The FSA (Japanese Financial Services Agency), officially announced that the first Japanese bill related to digital currencies, which recognizes Bitcoin as a method of payment, is now a law since April 1st.
This bill does not consider Bitcoins as a form of Currency or Cryptocurrency and recognizes it only as a form of payment.
The new law clearly states that Bitcoin or any other virtual currency is a method of payment and not a legally-recognized currency.
Unless there are any future revisions or to Japanese tax law, Bitcoin will continue to be treated as an asset and not a currency.
How this Law affects exchanges, Payments, and people using it?
In the context of providers wish to facilitate the exchange:
- Any company or bitcoin exchange providing entity must be registered with the Prime Minister before they can proceed.
- Must have sufficient security and IT system defense mechanisms against loss or theft.
- Must possess a Minimum Capital of 10 million yen.
- Should provide the registration number, fee schedule, and trading address as well, to the users.
- Certain Additional Regulations are also required, such as:
- A public certified accountant or audit firm must audit them at least once every year and submit annual reports.
In the Context of the Bitcoin exchange or It’s trading process:

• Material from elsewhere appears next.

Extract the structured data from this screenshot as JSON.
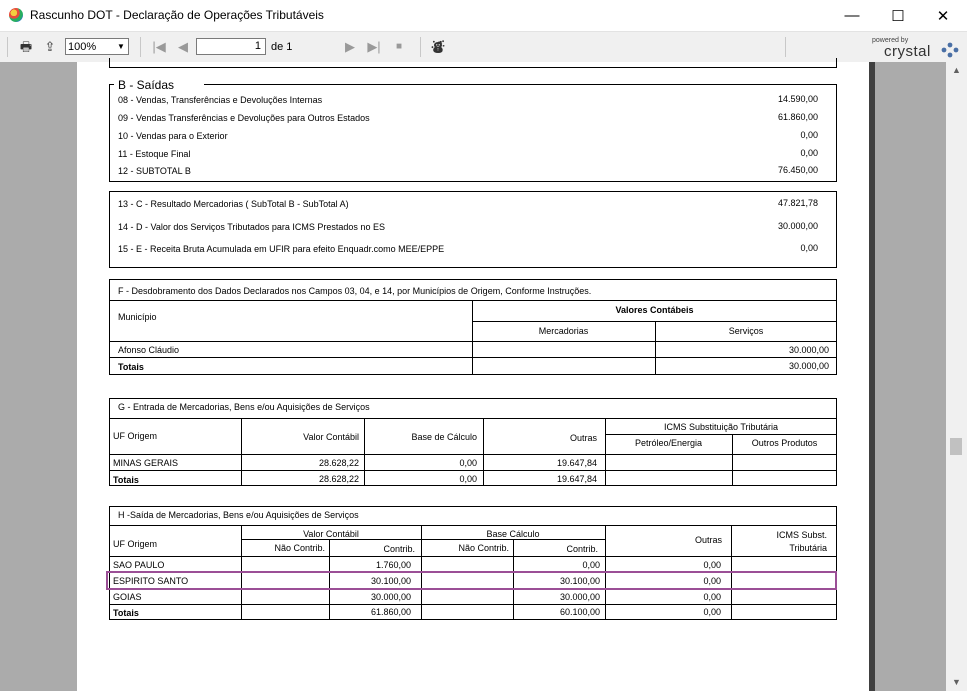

Bitflyer is the largest exchange in the bitcoin market by volume. Yuzo Kano, CEO of Bitflyer, stated to Bitcoin.com, “Even foreign entities who provide services to Japanese residents will be regulated under the law”.
Bitflyer has raised a total of $35.6 million in funding till today, including the recent investment of 200 million yen from Mizuho Capital, and other investors. Other shareholders are Mitsubishi UFJ Financial Group, Mitsui Financial Group, SBI Investment, Densu Digital Holdings, and GMO.
Kano also spoke about the fact that majority of the people in japan don’t believe in bitcoins, and the trust on bitcoin was lost three years ago. Hence to recover the trust large corporations with their own business use purpose use and agenda will join in, which can lead to a bigger bitcoin-blockchain ecosystem.
Coincheck, another major player in bitcoin exchange, which has been experiencing substantial growth with US$130 million from monthly transactions, and at a rate of 1,000 new signups every day.
Kagayaki Kawabata, Business development lead at Coincheck stated to bitcoin.com that the new bill itself is a progressive bill overall, that will position Japan as the leading Bitcoin country.
However, factoring in the number of requirements, he infers that this law may be a huge barrier for early stage cryptocurrency startups. He adds that “While there are some negative aspects to the regulation, government acknowledging Bitcoin is huge progress. When we look at the development of Bitcoin in the long term, we think the positives overcome the negatives lifting it to the next stage.”
Anomalies related to Accounting:
Present Japanese accounting standards do not address any type or form of digital currencies, which leads to the problem of reporting them appropriately and accurately for Tax purposes.
Due to this, many companies keep their digital currency holdings off record, and while reporting, they classify it as “inventory” on balance sheets. Issuers mostly report them as a liability.
Chikako Suzuki, a partner at Pricewaterhousecoopers Aarata stated that “there is a risk that companies that hold virtual currency could turn out to have distorted valuations or that huge losses could surface suddenly”.
Nikkei Asian Review wrote: “The Accounting Standards Board of Japan decided Tuesday to begin consideration, expected to take six months, of a framework for the treatment of virtual currency”.
What are your thoughts on Bitcoin, and Japan’s bill to incorporate it? Comment below and let us know!